(Data about app and page elements)

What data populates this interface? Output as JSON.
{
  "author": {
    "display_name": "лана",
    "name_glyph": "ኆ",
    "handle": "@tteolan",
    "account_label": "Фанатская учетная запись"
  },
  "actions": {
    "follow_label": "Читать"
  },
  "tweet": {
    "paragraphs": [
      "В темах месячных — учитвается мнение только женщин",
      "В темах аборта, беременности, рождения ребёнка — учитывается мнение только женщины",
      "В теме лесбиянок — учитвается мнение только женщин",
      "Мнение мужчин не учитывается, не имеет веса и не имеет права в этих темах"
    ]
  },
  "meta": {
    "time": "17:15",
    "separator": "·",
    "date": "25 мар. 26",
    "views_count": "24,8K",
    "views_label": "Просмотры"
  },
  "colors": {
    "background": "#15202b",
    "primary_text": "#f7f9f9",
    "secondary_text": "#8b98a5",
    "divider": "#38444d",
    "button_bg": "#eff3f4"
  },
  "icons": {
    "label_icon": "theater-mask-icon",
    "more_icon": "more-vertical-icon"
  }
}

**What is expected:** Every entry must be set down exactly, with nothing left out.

**Response box:**
What data populates this interface? Output as JSON.
{
  "author": {
    "display_name": "лана",
    "name_glyph": "ኆ",
    "handle": "@tteolan",
    "account_label": "Фанатская учетная запись"
  },
  "actions": {
    "follow_label": "Читать"
  },
  "tweet": {
    "paragraphs": [
      "В темах месячных — учитвается мнение только женщин",
      "В темах аборта, беременности, рождения ребёнка — учитывается мнение только женщины",
      "В теме лесбиянок — учитвается мнение только женщин",
      "Мнение мужчин не учитывается, не имеет веса и не имеет права в этих темах"
    ]
  },
  "meta": {
    "time": "17:15",
    "separator": "·",
    "date": "25 мар. 26",
    "views_count": "24,8K",
    "views_label": "Просмотры"
  },
  "colors": {
    "background": "#15202b",
    "primary_text": "#f7f9f9",
    "secondary_text": "#8b98a5",
    "divider": "#38444d",
    "button_bg": "#eff3f4"
  },
  "icons": {
    "label_icon": "theater-mask-icon",
    "more_icon": "more-vertical-icon"
  }
}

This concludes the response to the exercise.